There were landslides in the village limits of Madapura, Haleri, Makkodlu, Makkandur, Hattiwade etc, causing extensive damage to coffee estates, roads and bridges. Nearly 150 km of roads in the district got damaged in the disaster.

Extensive landslides in coffee estates have left many planters in a state of shock. They are not in a position to decipher their land. Another survey may be required to refix the boundaries.

Kodagu is a hilly district providing catchment to river Cauvery. The lives of millions of people in villages and towns of Karnataka and Tamil Nadu are dependent on this river. If the catchment is further disturbed, the population in the command area of the river including that of Bengaluru would suffer.

The total extent of the district is nearly 4,200 sq km and only 1,700 sq km are notified forests in control of Forest Department. The remaining are in private control as well as under the Revenue Department. A major chunk of privately controlled area is under coffee cultivation.

There is a lot of ambiguity in land tenures with regard to ownership rights. In some cases, one has a right on land, while in some other cases, the person has right on land as well as tree growth. Some owners have got the right on tree growth from the date of grant but were successful in getting permission for even older trees.

The Karnataka (Preservation) of Trees Act has played havoc in the district. Timber merchants camped for decades and influenced the officers to get certificate of ownership on tree growth and consequently the felling permission. Permission to extract naturally growing trees has been granted even on steep slopes.

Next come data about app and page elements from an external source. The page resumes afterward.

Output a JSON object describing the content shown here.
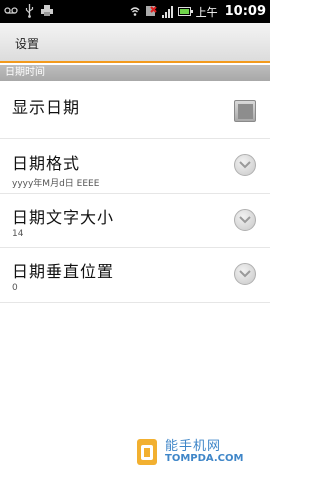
{
  "status_bar": {
    "left_icons": [
      "voicemail-icon",
      "usb-icon",
      "printer-icon"
    ],
    "right_icons": [
      "wifi-icon",
      "no-sim-icon",
      "signal-icon",
      "battery-icon"
    ],
    "ampm": "上午",
    "time": "10:09",
    "battery_color": "#6fd34a"
  },
  "title_bar": {
    "title": "设置",
    "accent": "#f29a1d"
  },
  "section": {
    "label": "日期时间"
  },
  "settings": [
    {
      "title": "显示日期",
      "subtitle": "",
      "control": "checkbox",
      "checked": true
    },
    {
      "title": "日期格式",
      "subtitle": "yyyy年M月d日 EEEE",
      "control": "chevron"
    },
    {
      "title": "日期文字大小",
      "subtitle": "14",
      "control": "chevron"
    },
    {
      "title": "日期垂直位置",
      "subtitle": "0",
      "control": "chevron"
    }
  ],
  "watermark": {
    "cn": "能手机网",
    "en": "TOMPDA.COM",
    "color": "#3f86c8"
  }
}
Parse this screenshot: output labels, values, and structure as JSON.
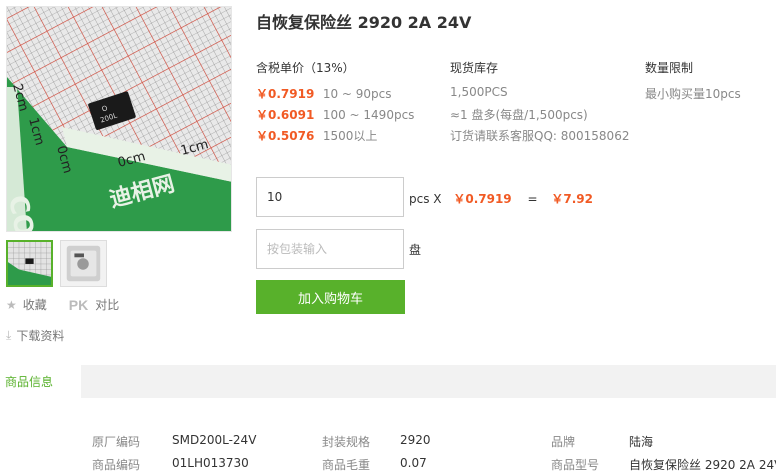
{
  "product": {
    "title": "自恢复保险丝 2920 2A 24V",
    "image_label": "200L",
    "brand_watermark": "迪相网"
  },
  "gallery": {
    "thumbnails": [
      "product-photo",
      "package-photo"
    ]
  },
  "actions": {
    "favorite": "收藏",
    "pk_icon": "PK",
    "compare": "对比",
    "download": "下载资料"
  },
  "pricing": {
    "header": "含税单价（13%）",
    "tiers": [
      {
        "price": "￥0.7919",
        "range": "10 ~ 90pcs"
      },
      {
        "price": "￥0.6091",
        "range": "100 ~ 1490pcs"
      },
      {
        "price": "￥0.5076",
        "range": "1500以上"
      }
    ]
  },
  "stock": {
    "header": "现货库存",
    "quantity": "1,500PCS",
    "per_reel": "≈1 盘多(每盘/1,500pcs)",
    "contact": "订货请联系客服QQ: 800158062"
  },
  "limit": {
    "header": "数量限制",
    "min": "最小购买量10pcs"
  },
  "order": {
    "quantity": "10",
    "unit_text": "pcs X",
    "unit_price": "￥0.7919",
    "equals": "=",
    "total": "￥7.92",
    "pack_placeholder": "按包装输入",
    "pack_unit": "盘",
    "add_to_cart": "加入购物车"
  },
  "tabs": {
    "active": "商品信息"
  },
  "info": {
    "rows": [
      [
        {
          "label": "原厂编码",
          "value": "SMD200L-24V"
        },
        {
          "label": "封装规格",
          "value": "2920"
        },
        {
          "label": "品牌",
          "value": "陆海"
        }
      ],
      [
        {
          "label": "商品编码",
          "value": "01LH013730"
        },
        {
          "label": "商品毛重",
          "value": "0.07"
        },
        {
          "label": "商品型号",
          "value": "自恢复保险丝 2920 2A 24V"
        }
      ]
    ]
  },
  "colors": {
    "accent_green": "#58b12b",
    "price_orange": "#f15a24",
    "muted_text": "#888888"
  }
}
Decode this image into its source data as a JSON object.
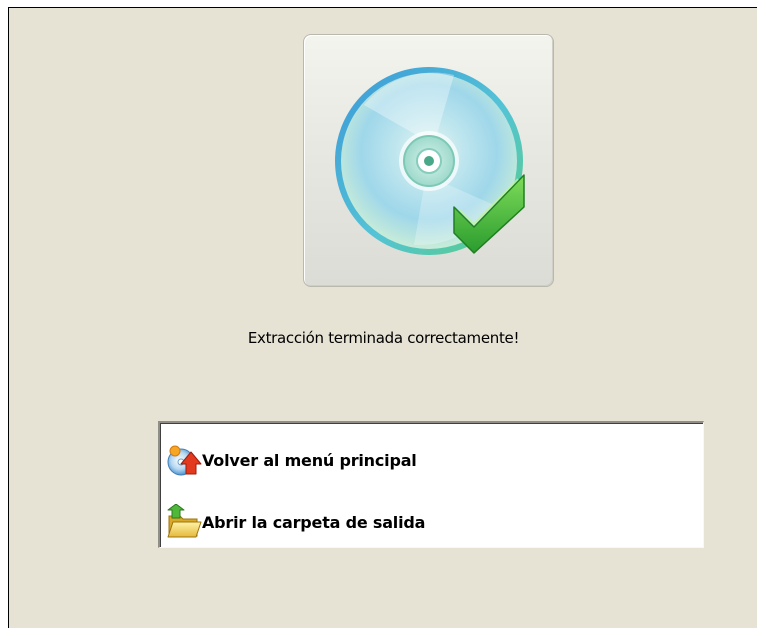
{
  "status": {
    "message": "Extracción terminada correctamente!"
  },
  "illustration": {
    "icon": "cd-check-icon"
  },
  "actions": [
    {
      "label": "Volver al menú principal",
      "icon": "home-back-icon"
    },
    {
      "label": "Abrir la carpeta de salida",
      "icon": "open-folder-icon"
    }
  ],
  "colors": {
    "panel_background": "#e6e3d5",
    "checkmark_green": "#3aa83a",
    "disc_blue": "#5aaee8"
  }
}
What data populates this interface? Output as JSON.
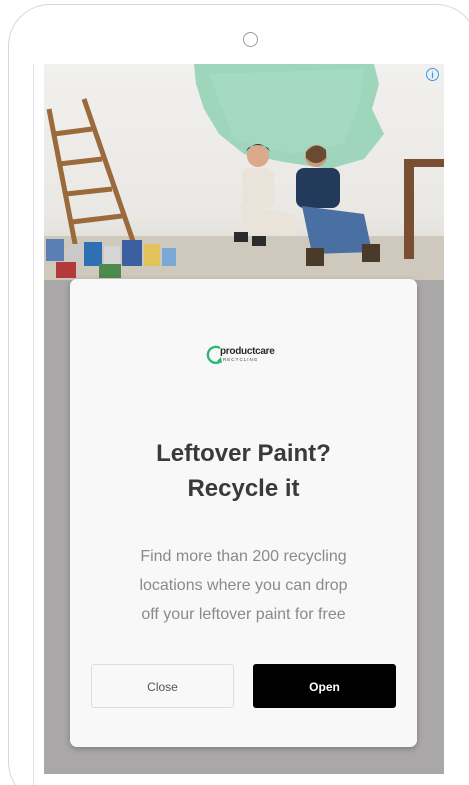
{
  "ad": {
    "info_icon": "info-icon",
    "brand": {
      "name": "productcare",
      "tagline": "RECYCLING",
      "accent_color": "#2bb673"
    },
    "headline_line1": "Leftover Paint?",
    "headline_line2": "Recycle it",
    "body_line1": "Find more than 200 recycling",
    "body_line2": "locations where you can drop",
    "body_line3": "off your leftover paint for free",
    "close_label": "Close",
    "open_label": "Open"
  },
  "colors": {
    "open_button": "#000000",
    "info_icon": "#2f9cf0",
    "backdrop": "#a9a7a8",
    "paint_swatch": "#8fd1b4"
  }
}
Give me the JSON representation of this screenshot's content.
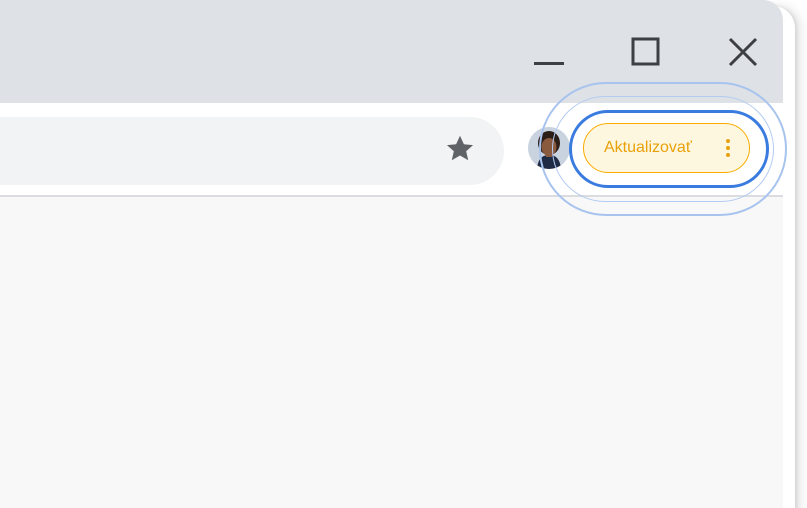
{
  "window_controls": {
    "minimize_icon": "minimize-icon",
    "maximize_icon": "maximize-icon",
    "close_icon": "close-icon"
  },
  "toolbar": {
    "bookmark_icon": "star-icon",
    "profile_icon": "avatar",
    "update_button": {
      "label": "Aktualizovať",
      "menu_icon": "three-dots-vertical-icon",
      "accent_color": "#f9ab00",
      "background_color": "#fef7e0",
      "text_color": "#e8a10a"
    },
    "focus_ring_color": "#3a7be0"
  },
  "colors": {
    "titlebar": "#dee1e6",
    "toolbar": "#ffffff",
    "omnibox": "#f1f3f4",
    "content": "#f8f8f8"
  }
}
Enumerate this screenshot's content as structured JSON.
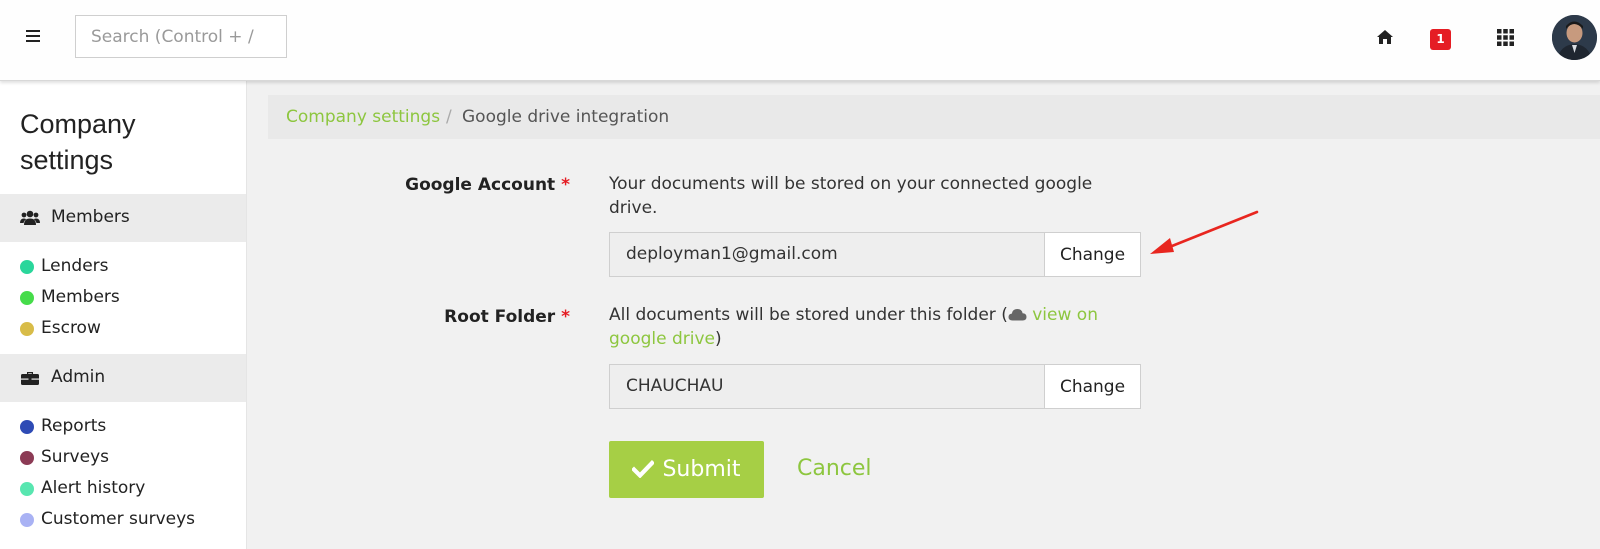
{
  "topbar": {
    "search_placeholder": "Search (Control + /",
    "notifications_count": "1",
    "accent_color": "#e51d24"
  },
  "sidebar": {
    "title": "Company settings",
    "sections": [
      {
        "label": "Members",
        "icon": "users-icon",
        "items": [
          {
            "label": "Lenders",
            "color": "#2ad69b"
          },
          {
            "label": "Members",
            "color": "#46dc4a"
          },
          {
            "label": "Escrow",
            "color": "#d8bc48"
          }
        ]
      },
      {
        "label": "Admin",
        "icon": "briefcase-icon",
        "items": [
          {
            "label": "Reports",
            "color": "#2e4bb5"
          },
          {
            "label": "Surveys",
            "color": "#8c3b55"
          },
          {
            "label": "Alert history",
            "color": "#58e6b0"
          },
          {
            "label": "Customer surveys",
            "color": "#a9b2f4"
          }
        ]
      }
    ]
  },
  "breadcrumb": {
    "parent": "Company settings",
    "separator": "/",
    "current": "Google drive integration"
  },
  "form": {
    "google_account": {
      "label": "Google Account",
      "required_mark": "*",
      "help": "Your documents will be stored on your connected google drive.",
      "value": "deployman1@gmail.com",
      "button": "Change"
    },
    "root_folder": {
      "label": "Root Folder",
      "required_mark": "*",
      "help_prefix": "All documents will be stored under this folder (",
      "help_link": "view on google drive",
      "help_suffix": ")",
      "value": "CHAUCHAU",
      "button": "Change"
    },
    "submit_label": "Submit",
    "cancel_label": "Cancel",
    "accent_color": "#8dc63f"
  }
}
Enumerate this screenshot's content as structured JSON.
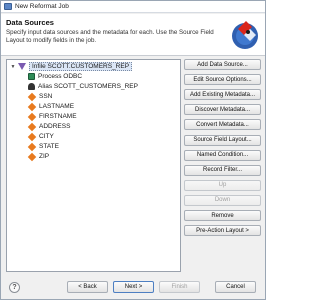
{
  "window": {
    "title": "New Reformat Job"
  },
  "header": {
    "heading": "Data Sources",
    "description": "Specify input data sources and the metadata for each. Use the Source Field Layout to modify fields in the job."
  },
  "tree": {
    "root": {
      "label": "Infile SCOTT.CUSTOMERS_REP",
      "icon": "infile-icon",
      "expanded": true
    },
    "children": [
      {
        "label": "Process ODBC",
        "icon": "process-icon"
      },
      {
        "label": "Alias SCOTT_CUSTOMERS_REP",
        "icon": "alias-icon"
      },
      {
        "label": "SSN",
        "icon": "field-icon"
      },
      {
        "label": "LASTNAME",
        "icon": "field-icon"
      },
      {
        "label": "FIRSTNAME",
        "icon": "field-icon"
      },
      {
        "label": "ADDRESS",
        "icon": "field-icon"
      },
      {
        "label": "CITY",
        "icon": "field-icon"
      },
      {
        "label": "STATE",
        "icon": "field-icon"
      },
      {
        "label": "ZIP",
        "icon": "field-icon"
      }
    ]
  },
  "buttons": [
    {
      "label": "Add Data Source...",
      "enabled": true
    },
    {
      "label": "Edit Source Options...",
      "enabled": true
    },
    {
      "label": "Add Existing Metadata...",
      "enabled": true
    },
    {
      "label": "Discover Metadata...",
      "enabled": true
    },
    {
      "label": "Convert Metadata...",
      "enabled": true
    },
    {
      "label": "Source Field Layout...",
      "enabled": true
    },
    {
      "label": "Named Condition...",
      "enabled": true
    },
    {
      "label": "Record Filter...",
      "enabled": true
    },
    {
      "label": "Up",
      "enabled": false
    },
    {
      "label": "Down",
      "enabled": false
    },
    {
      "label": "Remove",
      "enabled": true
    },
    {
      "label": "Pre-Action Layout >",
      "enabled": true
    }
  ],
  "footer": {
    "help_symbol": "?",
    "back_label": "< Back",
    "next_label": "Next >",
    "finish_label": "Finish",
    "cancel_label": "Cancel"
  }
}
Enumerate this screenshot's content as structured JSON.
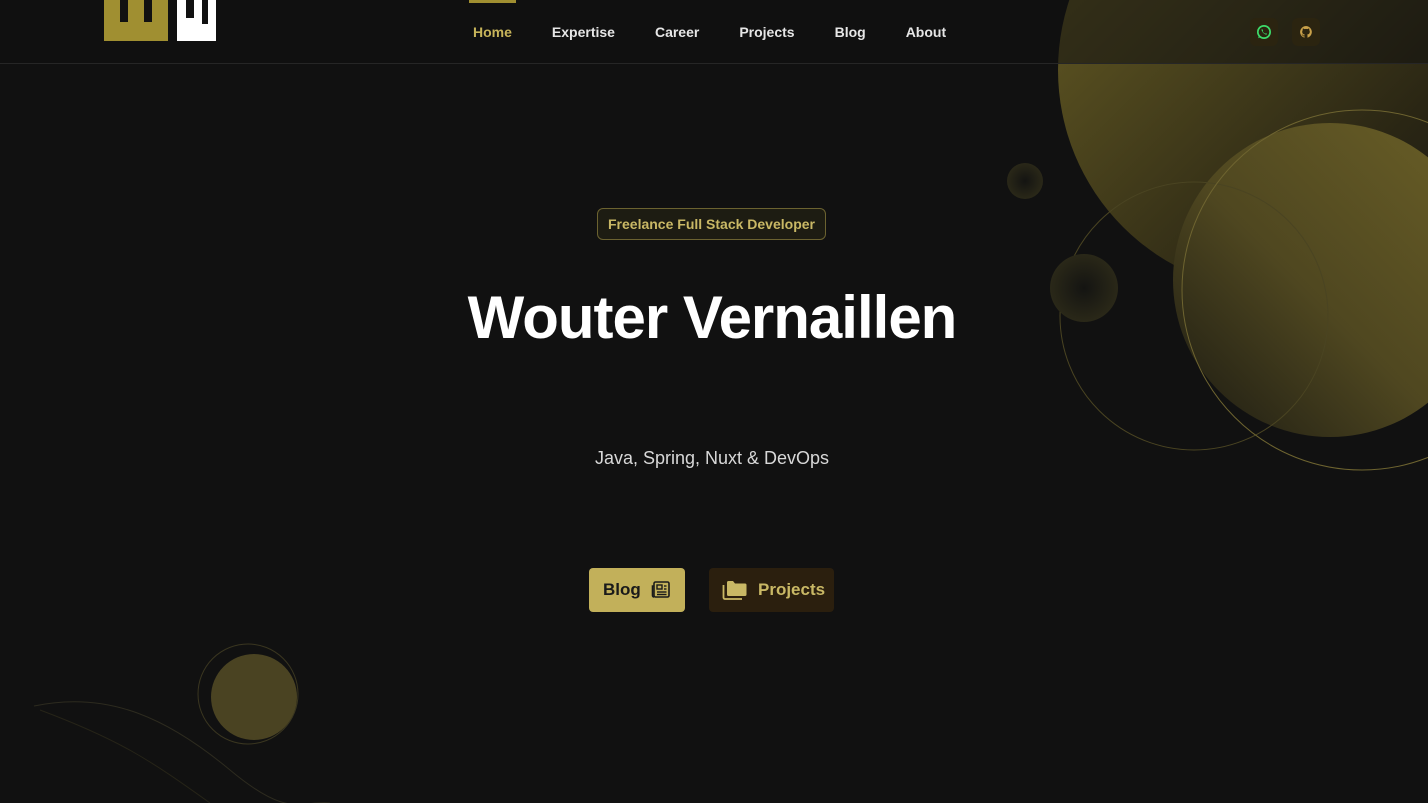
{
  "header": {
    "nav": [
      {
        "label": "Home",
        "active": true
      },
      {
        "label": "Expertise",
        "active": false
      },
      {
        "label": "Career",
        "active": false
      },
      {
        "label": "Projects",
        "active": false
      },
      {
        "label": "Blog",
        "active": false
      },
      {
        "label": "About",
        "active": false
      }
    ],
    "social": [
      {
        "icon": "whatsapp-icon",
        "color": "#3ddc6a"
      },
      {
        "icon": "github-icon",
        "color": "#c9a14a"
      }
    ]
  },
  "hero": {
    "badge": "Freelance Full Stack Developer",
    "title": "Wouter Vernaillen",
    "subtitle": "Java, Spring, Nuxt & DevOps",
    "buttons": {
      "blog": "Blog",
      "projects": "Projects"
    }
  },
  "colors": {
    "accent": "#c2b05a",
    "accent_dark": "#a08f31",
    "background": "#111111",
    "button_dark": "#2b1f0e"
  }
}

Confusion relating to land tenure has been fully exploited by merchants in collusion with the officers. Sometimes, faulty survey reports have resulted in clearing forests in adjoining reserved forest areas also. Although some officers have faced enquiry and disciplinary action, the damage was done.

Recently 50,000 trees were cut in Kodagu for the power transmission line. When environmentalists protested, Union Minister Piyush Goyal asked them to plant 75,000 trees. One must know that the natural trees cannot be compensated by planting few seedlings. Growing trees of different species is not easy — even the Forest Department is successful in growing only monoculture of teak and Acacia auriculiformis.

Now, a railway line to Kerala is proposed through the forests of Kodagu which will be a big disaster. Elephant population from Kodagu is migrating towards north. We are still harping on Hubballi-Ankola railway line. When do we learn from the calamities?

Forest cover

The French Institute, Puducherry, has been assessing the status of forest cover based on interpretation of satellite imageries in Kodagu district since 1967. Reports in 1977, 1997 and 2007 conclude that the district has lost 30% tree cover in 40 years. In spite of this, grant of felling permission is going on unabated, which is the main cause of the disaster.

Recently, tree felling permission in Karnataka was banned by the National Green Tribunal until 10 trees are planted for every tree extracted. Under pressure from timber lobby, the state government moved the Supreme Court and got this order stayed. There is a case for continuing the ban at least for Kodagu district.

Layouts are formed in paddy fields for the expansion of the habitation. Scores of trees are being removed. Water remains stored till it drains in rivulets and tributaries of Cauvery. It has worked like a shock absorber in flood-like situation. In such layouts, flood water has nowhere to go except to enter the houses of the people.

Permission has been granted for establishing new resorts. The JCBs are used to cut hill tops and construct infrastructure for ‘view points’. In the process, natural drainage patterns are disturbed and the area becomes prone to landslides.

Complete reconstruction is likely to take decades but some short-term works like rebuilding roads and bridges may have to be urgently done. More forests will have to be diverted for the purpose of essential works like realigned roads, bridges etc. We are caught in a vicious circle and go on losing forests for development. 

(The writer is retired Principal Chief Conservator of Forests, Karnataka)